  • Region 6 Holds Environmental Analysis & Decision-making Roundtable
  • AFRC Staff Attorney Sara Ghafouri Testifies in Support of Oregon’s GNA Bill
  • Region 1 Salvage Update
  • AFRC Welcomes New Field Forester Amanda Astor

January 2018 Newsletter

  • Save the Date: AFRC’s Annual Meeting, April 3-5
  • Washington, D.C. Updates
  • Washington State Legislative Update
  • New Marbled Murrelet Habitat Assessment
  • Chetco Bar Fire Salvage
  • AFRC’s Request Granted to Appear in the Lostine Public Safety Project Litigation
  • High Court to Decide Important Critical Habitat Questions in Gopher Frog Case
  • Okanogan-Wentachee National Forest Update
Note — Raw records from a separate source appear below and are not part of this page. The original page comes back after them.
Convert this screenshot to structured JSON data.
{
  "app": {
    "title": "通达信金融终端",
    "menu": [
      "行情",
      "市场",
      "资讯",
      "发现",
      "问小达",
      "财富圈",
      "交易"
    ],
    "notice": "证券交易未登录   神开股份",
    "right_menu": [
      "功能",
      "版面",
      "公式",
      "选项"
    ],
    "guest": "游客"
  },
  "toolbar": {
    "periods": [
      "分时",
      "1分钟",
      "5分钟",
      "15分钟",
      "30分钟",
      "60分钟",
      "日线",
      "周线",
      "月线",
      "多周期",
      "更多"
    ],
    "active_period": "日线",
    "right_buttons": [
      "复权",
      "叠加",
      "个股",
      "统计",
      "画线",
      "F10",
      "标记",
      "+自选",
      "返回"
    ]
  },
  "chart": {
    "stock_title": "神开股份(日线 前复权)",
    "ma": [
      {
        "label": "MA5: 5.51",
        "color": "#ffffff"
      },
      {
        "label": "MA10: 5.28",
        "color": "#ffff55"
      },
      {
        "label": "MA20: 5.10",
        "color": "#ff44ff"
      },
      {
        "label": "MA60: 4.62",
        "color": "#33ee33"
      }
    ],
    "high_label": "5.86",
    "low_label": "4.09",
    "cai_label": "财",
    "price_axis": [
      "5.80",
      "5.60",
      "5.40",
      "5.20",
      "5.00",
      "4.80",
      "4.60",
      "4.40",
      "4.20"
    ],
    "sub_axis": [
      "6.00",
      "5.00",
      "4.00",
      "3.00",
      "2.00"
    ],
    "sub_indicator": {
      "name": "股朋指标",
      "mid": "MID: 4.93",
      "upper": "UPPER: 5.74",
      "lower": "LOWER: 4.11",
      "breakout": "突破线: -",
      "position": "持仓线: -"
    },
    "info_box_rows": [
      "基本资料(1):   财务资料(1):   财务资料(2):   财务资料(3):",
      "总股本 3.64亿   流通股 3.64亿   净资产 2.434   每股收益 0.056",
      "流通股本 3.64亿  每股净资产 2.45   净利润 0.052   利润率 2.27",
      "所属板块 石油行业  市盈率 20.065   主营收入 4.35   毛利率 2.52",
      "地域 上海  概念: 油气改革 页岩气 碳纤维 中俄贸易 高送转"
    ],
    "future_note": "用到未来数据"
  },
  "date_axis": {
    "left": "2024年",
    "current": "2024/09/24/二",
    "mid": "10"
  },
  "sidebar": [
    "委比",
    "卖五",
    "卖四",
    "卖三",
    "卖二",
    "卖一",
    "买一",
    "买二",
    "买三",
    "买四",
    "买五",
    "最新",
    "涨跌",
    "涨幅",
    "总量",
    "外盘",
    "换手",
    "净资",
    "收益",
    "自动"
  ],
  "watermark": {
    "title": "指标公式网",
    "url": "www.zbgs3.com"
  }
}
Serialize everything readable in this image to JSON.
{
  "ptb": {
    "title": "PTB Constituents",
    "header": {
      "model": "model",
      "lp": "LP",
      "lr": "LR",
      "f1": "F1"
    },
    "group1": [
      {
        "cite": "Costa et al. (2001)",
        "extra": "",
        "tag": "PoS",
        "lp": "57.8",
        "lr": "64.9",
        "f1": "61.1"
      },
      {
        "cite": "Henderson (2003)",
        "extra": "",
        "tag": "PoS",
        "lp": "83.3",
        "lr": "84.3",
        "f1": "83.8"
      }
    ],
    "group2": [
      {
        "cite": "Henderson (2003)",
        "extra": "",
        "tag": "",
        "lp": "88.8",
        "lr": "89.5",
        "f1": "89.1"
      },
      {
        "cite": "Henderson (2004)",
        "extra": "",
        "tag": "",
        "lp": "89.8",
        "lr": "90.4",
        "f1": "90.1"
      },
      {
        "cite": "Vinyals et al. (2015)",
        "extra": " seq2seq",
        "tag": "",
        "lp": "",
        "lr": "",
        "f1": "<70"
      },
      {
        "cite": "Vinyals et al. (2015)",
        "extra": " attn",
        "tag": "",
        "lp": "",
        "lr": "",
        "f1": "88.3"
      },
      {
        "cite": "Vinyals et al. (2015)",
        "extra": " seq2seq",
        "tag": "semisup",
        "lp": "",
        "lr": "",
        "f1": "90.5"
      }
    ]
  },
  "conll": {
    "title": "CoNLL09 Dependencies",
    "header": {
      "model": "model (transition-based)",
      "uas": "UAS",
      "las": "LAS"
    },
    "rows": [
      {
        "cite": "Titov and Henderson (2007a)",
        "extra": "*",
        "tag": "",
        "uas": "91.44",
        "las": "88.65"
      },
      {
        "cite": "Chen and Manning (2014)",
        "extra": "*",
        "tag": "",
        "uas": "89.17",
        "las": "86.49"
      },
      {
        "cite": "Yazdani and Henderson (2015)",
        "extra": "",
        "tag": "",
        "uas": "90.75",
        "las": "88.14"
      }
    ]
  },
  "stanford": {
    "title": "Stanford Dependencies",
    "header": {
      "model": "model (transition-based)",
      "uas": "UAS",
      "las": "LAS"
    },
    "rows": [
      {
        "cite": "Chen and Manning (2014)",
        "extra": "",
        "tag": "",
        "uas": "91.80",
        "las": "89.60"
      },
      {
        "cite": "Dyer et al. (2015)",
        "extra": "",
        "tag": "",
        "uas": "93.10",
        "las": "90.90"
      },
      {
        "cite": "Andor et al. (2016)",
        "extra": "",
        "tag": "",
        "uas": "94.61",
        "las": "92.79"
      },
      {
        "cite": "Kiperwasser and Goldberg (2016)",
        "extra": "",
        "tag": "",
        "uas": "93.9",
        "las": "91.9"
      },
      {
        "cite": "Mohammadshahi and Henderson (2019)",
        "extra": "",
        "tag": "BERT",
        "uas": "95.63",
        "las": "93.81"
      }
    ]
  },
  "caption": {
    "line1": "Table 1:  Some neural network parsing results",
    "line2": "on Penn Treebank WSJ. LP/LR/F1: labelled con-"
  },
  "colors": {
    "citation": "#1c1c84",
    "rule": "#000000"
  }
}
December 2017 Newsletter

  • Washington, D.C. Updates
  • Congress Passes Western Oregon Tribal Fairness Act
  • Changes Coming to Olympia as 2018 Legislative Session Approaches
  • AFRC Files Brief in Challenge to BLM’s Illegal Management Plan for Western Oregon
  • AFRC Asks Supreme Court to Review White Castle Decision
  • President’s Monument Revisions Bring a Cascade of New Litigation
  • Secretary Recommends Modifications to Cascade-Siskiyou
  • Billy Williams Nominated as Permanent US Attorney for Oregon
  • AFRC Files Ninth Circuit Amicus Brief in the Wolverine Fire Case
  • NEPA Efficiencies on the Willamette National Forest
  • Deschutes Project Receives Honor
  • Join our Team: AFRC is Hiring a Communications Director

November 2017 Newsletter
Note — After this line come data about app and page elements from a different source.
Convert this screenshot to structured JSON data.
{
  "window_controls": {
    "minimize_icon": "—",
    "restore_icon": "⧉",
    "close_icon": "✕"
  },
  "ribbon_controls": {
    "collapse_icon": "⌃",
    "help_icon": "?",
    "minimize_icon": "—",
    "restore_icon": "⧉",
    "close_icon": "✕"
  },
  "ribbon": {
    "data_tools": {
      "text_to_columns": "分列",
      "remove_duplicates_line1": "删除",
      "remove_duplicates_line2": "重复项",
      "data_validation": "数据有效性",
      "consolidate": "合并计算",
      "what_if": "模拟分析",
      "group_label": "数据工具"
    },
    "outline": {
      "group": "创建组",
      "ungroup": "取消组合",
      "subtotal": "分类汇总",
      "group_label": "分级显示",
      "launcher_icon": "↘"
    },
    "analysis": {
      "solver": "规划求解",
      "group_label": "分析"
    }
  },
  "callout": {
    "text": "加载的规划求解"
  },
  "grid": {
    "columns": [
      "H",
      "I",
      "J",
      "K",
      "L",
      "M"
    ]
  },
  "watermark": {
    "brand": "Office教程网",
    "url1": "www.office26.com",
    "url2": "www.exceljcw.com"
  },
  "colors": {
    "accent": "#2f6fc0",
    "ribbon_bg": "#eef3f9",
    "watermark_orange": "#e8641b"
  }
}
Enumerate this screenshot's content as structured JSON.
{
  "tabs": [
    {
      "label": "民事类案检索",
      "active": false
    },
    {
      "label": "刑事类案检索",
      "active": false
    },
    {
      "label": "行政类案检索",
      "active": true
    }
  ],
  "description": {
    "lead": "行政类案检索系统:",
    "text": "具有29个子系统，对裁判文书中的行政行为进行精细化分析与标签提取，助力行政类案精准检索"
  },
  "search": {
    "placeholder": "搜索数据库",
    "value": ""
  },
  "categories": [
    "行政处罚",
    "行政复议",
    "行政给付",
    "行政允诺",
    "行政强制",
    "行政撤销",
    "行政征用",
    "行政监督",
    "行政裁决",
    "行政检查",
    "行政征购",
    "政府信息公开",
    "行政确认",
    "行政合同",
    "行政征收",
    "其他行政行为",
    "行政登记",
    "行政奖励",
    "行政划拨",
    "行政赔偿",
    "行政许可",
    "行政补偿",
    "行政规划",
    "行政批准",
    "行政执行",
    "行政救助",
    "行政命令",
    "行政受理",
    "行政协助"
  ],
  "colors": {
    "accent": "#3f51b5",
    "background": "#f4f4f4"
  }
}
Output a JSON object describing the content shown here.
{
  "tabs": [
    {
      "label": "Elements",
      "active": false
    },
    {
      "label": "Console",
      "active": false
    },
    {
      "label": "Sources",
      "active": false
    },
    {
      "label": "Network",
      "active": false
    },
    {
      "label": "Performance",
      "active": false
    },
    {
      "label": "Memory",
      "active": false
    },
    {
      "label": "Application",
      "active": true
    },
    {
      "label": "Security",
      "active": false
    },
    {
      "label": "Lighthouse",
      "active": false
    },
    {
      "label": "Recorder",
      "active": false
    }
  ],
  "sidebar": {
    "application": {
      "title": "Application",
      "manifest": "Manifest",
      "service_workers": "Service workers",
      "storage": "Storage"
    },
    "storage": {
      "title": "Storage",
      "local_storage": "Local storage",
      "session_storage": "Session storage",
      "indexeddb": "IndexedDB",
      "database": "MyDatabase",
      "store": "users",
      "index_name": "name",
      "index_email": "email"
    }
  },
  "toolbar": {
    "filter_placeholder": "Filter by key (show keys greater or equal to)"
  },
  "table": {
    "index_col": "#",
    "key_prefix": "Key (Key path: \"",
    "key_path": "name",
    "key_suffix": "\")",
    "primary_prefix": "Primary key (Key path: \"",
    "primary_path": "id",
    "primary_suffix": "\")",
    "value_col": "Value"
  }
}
  • Washington DC Updates
  • New Video Celebrates AFRC Support of Habitat for Humanity Build in Springfield
  • AFRC Launches Second Habitat for Humanity Home in Lacey, WA
  • Loggers Suppressing Wildfires
  • Fire Salvage Planning Underway in Western Oregon
  • Fire Salvage Efforts Move Forward in Region 1, Region 6
  • Judge Denies Attempt to Stop Bull Run Project
  • Judge Denies TRO on Vital Southern Idaho Fire Recovery Projects
  • Board of Natural Resources Makes Decisions on Murrelets and Sustainable Harvest
  • Work Session on Murrelets
  • Forest Service Makes Changes to KV and Stewardship
  • AFRC Member Spotlight: Freres Lumber’s Veneer Plant Reconstructed, Back Online
  • AFRC is Growing – Join Our Team!

October 2017 Newsletter
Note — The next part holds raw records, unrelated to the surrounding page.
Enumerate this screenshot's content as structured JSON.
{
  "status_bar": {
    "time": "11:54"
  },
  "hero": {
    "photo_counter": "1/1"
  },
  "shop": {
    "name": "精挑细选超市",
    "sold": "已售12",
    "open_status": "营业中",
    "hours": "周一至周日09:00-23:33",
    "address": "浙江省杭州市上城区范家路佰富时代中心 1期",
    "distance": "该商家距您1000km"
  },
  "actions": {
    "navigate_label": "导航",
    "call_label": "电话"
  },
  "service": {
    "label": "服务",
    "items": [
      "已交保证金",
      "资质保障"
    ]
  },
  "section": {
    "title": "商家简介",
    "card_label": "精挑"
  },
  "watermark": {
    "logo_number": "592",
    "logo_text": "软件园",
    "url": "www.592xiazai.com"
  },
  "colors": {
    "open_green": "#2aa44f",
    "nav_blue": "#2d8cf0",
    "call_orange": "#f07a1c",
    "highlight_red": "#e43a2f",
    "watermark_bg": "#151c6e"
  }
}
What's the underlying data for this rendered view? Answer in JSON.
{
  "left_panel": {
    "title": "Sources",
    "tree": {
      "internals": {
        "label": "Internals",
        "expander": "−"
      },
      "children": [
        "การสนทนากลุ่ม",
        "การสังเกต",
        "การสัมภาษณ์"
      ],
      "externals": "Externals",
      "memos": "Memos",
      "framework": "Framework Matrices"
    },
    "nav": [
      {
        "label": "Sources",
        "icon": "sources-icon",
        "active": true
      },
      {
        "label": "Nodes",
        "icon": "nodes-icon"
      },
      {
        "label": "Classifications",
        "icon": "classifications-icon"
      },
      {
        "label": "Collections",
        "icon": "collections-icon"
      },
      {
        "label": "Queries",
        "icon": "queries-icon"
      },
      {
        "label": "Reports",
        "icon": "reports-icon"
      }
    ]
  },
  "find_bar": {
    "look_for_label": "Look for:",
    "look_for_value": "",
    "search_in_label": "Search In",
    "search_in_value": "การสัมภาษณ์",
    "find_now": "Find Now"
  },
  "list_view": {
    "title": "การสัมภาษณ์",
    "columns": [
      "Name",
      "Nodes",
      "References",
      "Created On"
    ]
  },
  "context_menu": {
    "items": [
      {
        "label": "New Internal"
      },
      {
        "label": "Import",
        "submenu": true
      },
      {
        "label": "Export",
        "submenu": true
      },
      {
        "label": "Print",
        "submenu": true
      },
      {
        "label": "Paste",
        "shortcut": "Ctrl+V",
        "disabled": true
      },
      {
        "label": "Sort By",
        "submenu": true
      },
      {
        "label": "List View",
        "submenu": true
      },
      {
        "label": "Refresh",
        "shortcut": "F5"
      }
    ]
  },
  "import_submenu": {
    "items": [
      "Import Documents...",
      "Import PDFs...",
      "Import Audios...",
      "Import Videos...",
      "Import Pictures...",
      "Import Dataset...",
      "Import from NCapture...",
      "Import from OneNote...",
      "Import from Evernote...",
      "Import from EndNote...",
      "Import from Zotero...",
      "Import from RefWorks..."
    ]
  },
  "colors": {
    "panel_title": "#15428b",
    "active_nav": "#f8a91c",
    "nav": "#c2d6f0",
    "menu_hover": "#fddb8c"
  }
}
  • Washington, D.C. Updates
  • BLM Denies AFRC Protest
  • National FTPC Meets in Duluth
  • Status of GNA and Farm Bill CE Implementation
  • Chetco Bar Fire BAER Report
  • Region 1 Tackles Fire Salvage and Restoration
  • AFRC Intervenes in Bull Run Project Challenge
  • President Trump Will Shrink Bears Ears and Grande Staircase-Escalante National Monuments
  • Judge Leon Grants Additional Stay in Cascade-Siskiyou Monument Litigation
  • Black-Backed Woodpecker and N. Rocky Mountains Fisher Listings Not Warranted
  • DNR Launches 20 Year Forest Health Strategic Plan
  • AFRC is Growing – Join our Team!

September 2017 Newsletter

  • Wildfires and Forest Management Reform
  • Fite Completes a Doubleheader
  • Court Decides Challenges to Western Oregon RMP Can Stay in D.C.
  • Frog Project Finally Cleared
  • Singletary Sale Overturned, More Process to Come
  • A New Nominee for the Ninth Circuit
  • AFRC Joins Amicus Brief on Value of Timber in Eminent Domain Cases
  • Ninth Circuit Lets Sunny South Project Operations Begin
  • Monument Report Includes Cascade-Siskiyou National Monument
  • AFRC Intervenes in Challenge to Joey and Bald Mountain Projects
  • Ninth Circuit Ruled That an EIS is Not Required to Put Up Parking Lot
  • Murrelet Long Term Conservation Strategy Planning Grinds On
  • Note of Thanks